#### YOUR ASSIGNMENT:
From the entries below, count the lines holding the word "name" and give nothing but the number.

#### TASK INPUT:
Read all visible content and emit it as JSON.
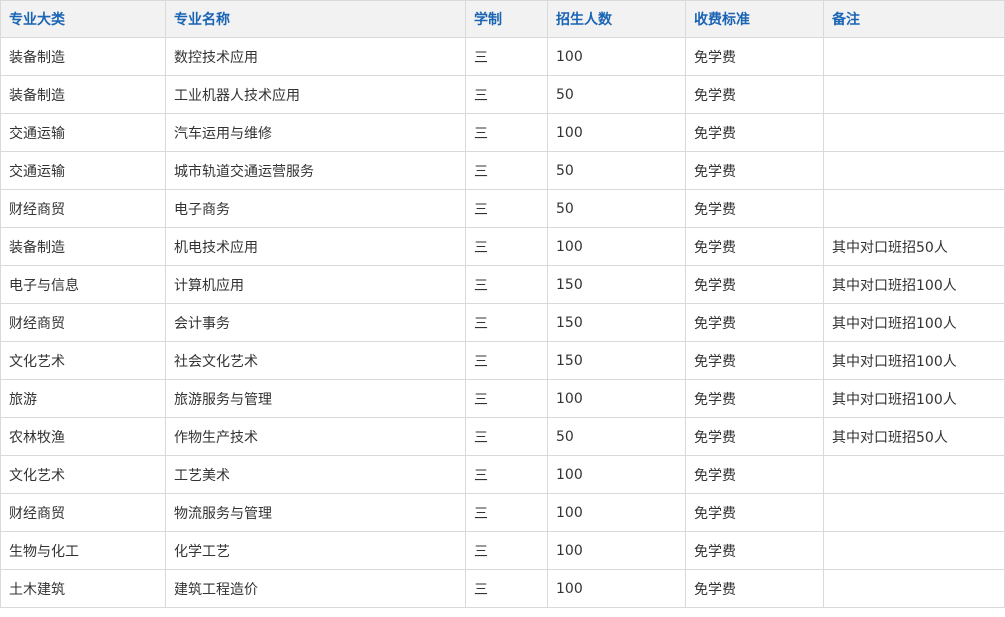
{
  "table": {
    "headers": [
      "专业大类",
      "专业名称",
      "学制",
      "招生人数",
      "收费标准",
      "备注"
    ],
    "rows": [
      [
        "装备制造",
        "数控技术应用",
        "三",
        "100",
        "免学费",
        ""
      ],
      [
        "装备制造",
        "工业机器人技术应用",
        "三",
        "50",
        "免学费",
        ""
      ],
      [
        "交通运输",
        "汽车运用与维修",
        "三",
        "100",
        "免学费",
        ""
      ],
      [
        "交通运输",
        "城市轨道交通运营服务",
        "三",
        "50",
        "免学费",
        ""
      ],
      [
        "财经商贸",
        "电子商务",
        "三",
        "50",
        "免学费",
        ""
      ],
      [
        "装备制造",
        "机电技术应用",
        "三",
        "100",
        "免学费",
        "其中对口班招50人"
      ],
      [
        "电子与信息",
        "计算机应用",
        "三",
        "150",
        "免学费",
        "其中对口班招100人"
      ],
      [
        "财经商贸",
        "会计事务",
        "三",
        "150",
        "免学费",
        "其中对口班招100人"
      ],
      [
        "文化艺术",
        "社会文化艺术",
        "三",
        "150",
        "免学费",
        "其中对口班招100人"
      ],
      [
        "旅游",
        "旅游服务与管理",
        "三",
        "100",
        "免学费",
        "其中对口班招100人"
      ],
      [
        "农林牧渔",
        "作物生产技术",
        "三",
        "50",
        "免学费",
        "其中对口班招50人"
      ],
      [
        "文化艺术",
        "工艺美术",
        "三",
        "100",
        "免学费",
        ""
      ],
      [
        "财经商贸",
        "物流服务与管理",
        "三",
        "100",
        "免学费",
        ""
      ],
      [
        "生物与化工",
        "化学工艺",
        "三",
        "100",
        "免学费",
        ""
      ],
      [
        "土木建筑",
        "建筑工程造价",
        "三",
        "100",
        "免学费",
        ""
      ]
    ]
  },
  "colors": {
    "header_text": "#1a64b4",
    "header_bg": "#f2f2f2",
    "border": "#d9d9d9",
    "cell_text": "#333333"
  }
}
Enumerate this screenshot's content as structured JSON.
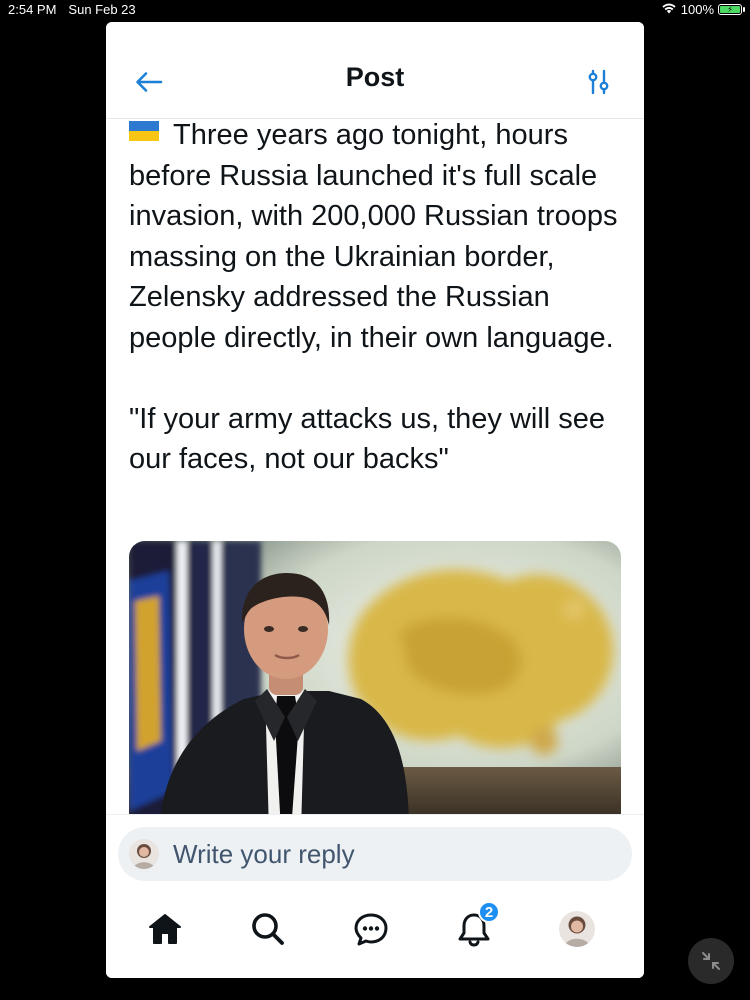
{
  "status_bar": {
    "time": "2:54 PM",
    "date": "Sun Feb 23",
    "battery": "100%",
    "battery_level": 1.0,
    "icons": [
      "wifi-icon",
      "battery-charging-icon"
    ]
  },
  "header": {
    "title": "Post",
    "back_icon": "arrow-left-icon",
    "settings_icon": "sliders-icon"
  },
  "post": {
    "flag_icon": "ukraine-flag-icon",
    "text": "Three years ago tonight, hours before Russia launched it's full scale invasion, with 200,000 Russian troops massing on the Ukrainian border, Zelensky addressed the Russian people directly, in their own language.\n\n\"If your army attacks us, they will see our faces, not our backs\""
  },
  "reply": {
    "placeholder": "Write your reply"
  },
  "tabbar": {
    "items": [
      {
        "name": "home",
        "icon": "home-icon"
      },
      {
        "name": "search",
        "icon": "search-icon"
      },
      {
        "name": "chat",
        "icon": "chat-icon"
      },
      {
        "name": "notifications",
        "icon": "bell-icon",
        "badge": "2"
      },
      {
        "name": "profile",
        "icon": "avatar"
      }
    ]
  },
  "colors": {
    "accent": "#1d8ff2",
    "text": "#0f1419",
    "placeholder": "#41566e",
    "battery": "#4cd964"
  }
}
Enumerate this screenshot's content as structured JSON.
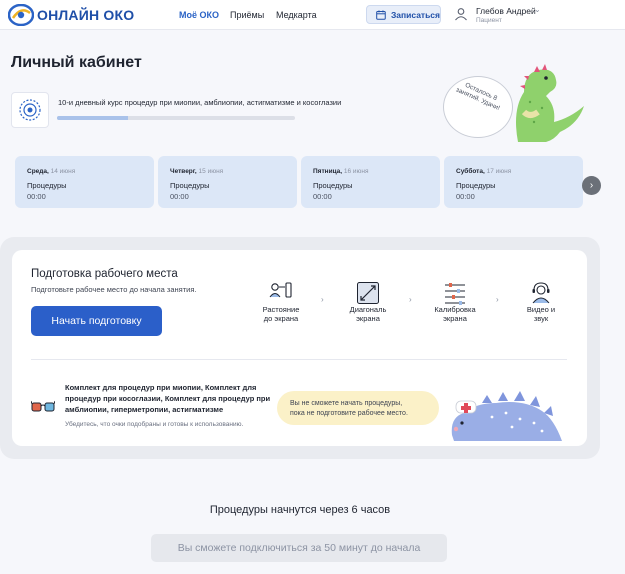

#### COMPLETED EXERCISE:
5